» **TRY IT**: Scan the records below. Report the number of lines containing the word "true", and nothing more.
### EXERCISE INPUT
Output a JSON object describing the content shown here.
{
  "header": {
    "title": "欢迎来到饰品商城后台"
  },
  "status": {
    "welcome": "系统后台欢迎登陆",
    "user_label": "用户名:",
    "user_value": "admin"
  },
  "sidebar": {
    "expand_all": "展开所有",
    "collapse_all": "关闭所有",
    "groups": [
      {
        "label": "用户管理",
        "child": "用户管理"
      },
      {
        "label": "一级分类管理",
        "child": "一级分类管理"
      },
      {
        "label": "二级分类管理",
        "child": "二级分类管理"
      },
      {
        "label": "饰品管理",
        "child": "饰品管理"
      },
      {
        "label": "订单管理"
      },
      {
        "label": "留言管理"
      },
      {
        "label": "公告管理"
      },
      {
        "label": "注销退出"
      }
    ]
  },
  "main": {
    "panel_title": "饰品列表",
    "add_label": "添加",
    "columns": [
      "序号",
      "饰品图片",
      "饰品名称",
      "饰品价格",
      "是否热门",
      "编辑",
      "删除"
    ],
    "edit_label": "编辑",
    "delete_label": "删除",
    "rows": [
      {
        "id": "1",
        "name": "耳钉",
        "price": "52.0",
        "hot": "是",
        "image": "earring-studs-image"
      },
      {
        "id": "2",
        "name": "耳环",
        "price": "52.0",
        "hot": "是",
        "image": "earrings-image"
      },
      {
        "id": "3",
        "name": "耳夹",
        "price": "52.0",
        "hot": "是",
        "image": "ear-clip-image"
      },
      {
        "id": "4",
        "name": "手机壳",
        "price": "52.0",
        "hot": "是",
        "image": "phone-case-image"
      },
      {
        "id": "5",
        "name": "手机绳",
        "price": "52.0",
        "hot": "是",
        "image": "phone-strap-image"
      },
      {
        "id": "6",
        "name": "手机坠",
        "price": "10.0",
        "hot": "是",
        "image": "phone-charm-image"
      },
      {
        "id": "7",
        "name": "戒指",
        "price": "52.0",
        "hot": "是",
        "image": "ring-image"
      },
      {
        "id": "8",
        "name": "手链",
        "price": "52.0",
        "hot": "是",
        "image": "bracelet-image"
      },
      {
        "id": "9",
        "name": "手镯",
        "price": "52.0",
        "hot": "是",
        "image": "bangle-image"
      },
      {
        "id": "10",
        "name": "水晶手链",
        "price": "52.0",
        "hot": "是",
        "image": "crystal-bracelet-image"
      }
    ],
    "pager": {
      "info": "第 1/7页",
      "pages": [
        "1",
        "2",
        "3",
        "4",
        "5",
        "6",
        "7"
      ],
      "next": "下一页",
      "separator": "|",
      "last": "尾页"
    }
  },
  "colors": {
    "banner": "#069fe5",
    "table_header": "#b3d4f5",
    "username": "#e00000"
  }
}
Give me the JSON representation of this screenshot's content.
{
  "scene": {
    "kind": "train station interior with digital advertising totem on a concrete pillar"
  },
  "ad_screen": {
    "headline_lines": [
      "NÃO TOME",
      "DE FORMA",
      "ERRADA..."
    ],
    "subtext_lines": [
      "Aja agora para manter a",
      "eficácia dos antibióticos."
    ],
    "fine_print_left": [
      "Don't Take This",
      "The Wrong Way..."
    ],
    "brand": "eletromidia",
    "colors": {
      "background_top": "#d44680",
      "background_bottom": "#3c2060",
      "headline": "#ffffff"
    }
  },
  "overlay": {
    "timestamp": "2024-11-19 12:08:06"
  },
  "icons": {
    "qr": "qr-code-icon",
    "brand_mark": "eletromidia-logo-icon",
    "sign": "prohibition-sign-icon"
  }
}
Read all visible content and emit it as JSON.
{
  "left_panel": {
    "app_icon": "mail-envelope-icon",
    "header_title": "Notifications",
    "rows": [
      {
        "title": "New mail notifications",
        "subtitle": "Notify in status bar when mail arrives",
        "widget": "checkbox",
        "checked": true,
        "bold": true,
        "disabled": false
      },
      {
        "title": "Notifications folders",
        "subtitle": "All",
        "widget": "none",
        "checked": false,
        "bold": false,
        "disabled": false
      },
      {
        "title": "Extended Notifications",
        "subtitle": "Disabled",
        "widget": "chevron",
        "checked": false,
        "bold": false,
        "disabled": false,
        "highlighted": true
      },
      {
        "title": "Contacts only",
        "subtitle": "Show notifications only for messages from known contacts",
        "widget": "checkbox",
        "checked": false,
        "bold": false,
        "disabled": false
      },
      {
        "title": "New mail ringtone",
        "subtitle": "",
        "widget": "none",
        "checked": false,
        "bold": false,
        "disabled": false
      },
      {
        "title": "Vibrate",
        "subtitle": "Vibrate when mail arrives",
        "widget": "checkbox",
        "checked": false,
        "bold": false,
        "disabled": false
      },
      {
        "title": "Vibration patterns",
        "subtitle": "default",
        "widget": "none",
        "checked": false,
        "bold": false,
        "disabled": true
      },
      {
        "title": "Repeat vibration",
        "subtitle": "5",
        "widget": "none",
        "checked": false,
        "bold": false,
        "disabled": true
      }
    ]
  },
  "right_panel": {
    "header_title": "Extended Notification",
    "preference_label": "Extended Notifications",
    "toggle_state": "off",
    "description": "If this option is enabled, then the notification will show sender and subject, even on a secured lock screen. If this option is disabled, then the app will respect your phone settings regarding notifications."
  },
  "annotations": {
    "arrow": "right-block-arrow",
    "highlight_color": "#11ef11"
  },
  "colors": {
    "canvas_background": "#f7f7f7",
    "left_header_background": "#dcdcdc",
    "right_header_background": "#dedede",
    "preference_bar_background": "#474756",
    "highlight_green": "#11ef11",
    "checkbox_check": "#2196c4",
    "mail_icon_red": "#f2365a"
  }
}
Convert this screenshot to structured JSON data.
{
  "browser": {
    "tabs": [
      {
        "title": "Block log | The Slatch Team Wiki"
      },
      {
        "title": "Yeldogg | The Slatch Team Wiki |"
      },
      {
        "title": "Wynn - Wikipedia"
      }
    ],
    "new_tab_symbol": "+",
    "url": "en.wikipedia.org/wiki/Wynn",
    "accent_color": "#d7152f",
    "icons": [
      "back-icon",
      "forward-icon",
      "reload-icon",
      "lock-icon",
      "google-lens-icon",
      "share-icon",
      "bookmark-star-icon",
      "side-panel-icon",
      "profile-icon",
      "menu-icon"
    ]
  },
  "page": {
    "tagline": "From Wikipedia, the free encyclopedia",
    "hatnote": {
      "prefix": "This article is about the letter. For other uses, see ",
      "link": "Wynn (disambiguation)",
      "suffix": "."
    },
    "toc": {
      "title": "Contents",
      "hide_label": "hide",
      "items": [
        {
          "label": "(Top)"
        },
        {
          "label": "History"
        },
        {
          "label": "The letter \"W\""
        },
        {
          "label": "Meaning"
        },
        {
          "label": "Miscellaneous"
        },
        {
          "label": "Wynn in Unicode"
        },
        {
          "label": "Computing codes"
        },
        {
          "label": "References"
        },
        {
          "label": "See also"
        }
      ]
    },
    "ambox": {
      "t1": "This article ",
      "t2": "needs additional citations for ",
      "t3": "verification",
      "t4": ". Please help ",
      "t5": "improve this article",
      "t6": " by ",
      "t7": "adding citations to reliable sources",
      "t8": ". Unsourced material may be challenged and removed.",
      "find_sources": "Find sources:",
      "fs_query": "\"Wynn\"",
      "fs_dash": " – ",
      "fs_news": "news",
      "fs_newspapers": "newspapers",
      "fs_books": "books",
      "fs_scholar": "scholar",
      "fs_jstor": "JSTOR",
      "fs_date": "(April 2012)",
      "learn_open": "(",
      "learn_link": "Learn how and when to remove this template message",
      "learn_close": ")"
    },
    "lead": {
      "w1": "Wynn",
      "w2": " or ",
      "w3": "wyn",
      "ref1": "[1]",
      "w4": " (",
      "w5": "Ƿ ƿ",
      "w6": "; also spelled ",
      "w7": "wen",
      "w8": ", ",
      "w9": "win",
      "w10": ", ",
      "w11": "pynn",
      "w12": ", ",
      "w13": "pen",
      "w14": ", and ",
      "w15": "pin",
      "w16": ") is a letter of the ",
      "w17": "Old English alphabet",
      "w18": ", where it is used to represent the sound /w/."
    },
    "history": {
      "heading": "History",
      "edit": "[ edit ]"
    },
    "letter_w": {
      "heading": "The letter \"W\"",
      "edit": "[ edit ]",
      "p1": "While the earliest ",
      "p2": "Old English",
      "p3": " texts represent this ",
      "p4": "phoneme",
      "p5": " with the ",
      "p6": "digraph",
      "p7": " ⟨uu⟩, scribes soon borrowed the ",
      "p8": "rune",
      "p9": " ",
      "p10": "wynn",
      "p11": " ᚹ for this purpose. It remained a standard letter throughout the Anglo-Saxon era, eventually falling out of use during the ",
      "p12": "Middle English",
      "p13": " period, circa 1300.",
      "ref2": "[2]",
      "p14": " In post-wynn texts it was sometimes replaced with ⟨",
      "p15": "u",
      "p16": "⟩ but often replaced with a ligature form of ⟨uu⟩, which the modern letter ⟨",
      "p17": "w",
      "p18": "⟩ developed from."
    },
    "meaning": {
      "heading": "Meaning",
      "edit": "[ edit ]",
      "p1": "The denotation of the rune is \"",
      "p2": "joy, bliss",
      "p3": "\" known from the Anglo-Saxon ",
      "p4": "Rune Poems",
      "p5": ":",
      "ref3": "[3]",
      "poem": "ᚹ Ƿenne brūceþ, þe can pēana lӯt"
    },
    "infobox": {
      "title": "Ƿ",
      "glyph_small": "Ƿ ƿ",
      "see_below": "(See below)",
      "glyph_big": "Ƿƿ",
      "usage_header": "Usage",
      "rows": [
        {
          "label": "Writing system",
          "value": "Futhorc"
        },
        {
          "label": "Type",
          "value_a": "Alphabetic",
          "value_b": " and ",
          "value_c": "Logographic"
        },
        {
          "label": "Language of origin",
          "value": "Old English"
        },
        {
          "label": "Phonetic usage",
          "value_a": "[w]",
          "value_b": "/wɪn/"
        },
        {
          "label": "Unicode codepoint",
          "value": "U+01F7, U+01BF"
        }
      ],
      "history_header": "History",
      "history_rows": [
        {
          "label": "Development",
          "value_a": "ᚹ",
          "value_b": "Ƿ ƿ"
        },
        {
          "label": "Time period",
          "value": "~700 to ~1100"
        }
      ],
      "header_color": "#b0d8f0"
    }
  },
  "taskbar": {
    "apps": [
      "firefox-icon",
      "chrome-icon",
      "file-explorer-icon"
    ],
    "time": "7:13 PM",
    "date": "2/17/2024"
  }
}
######
» **WORKED SOLUTION**: 5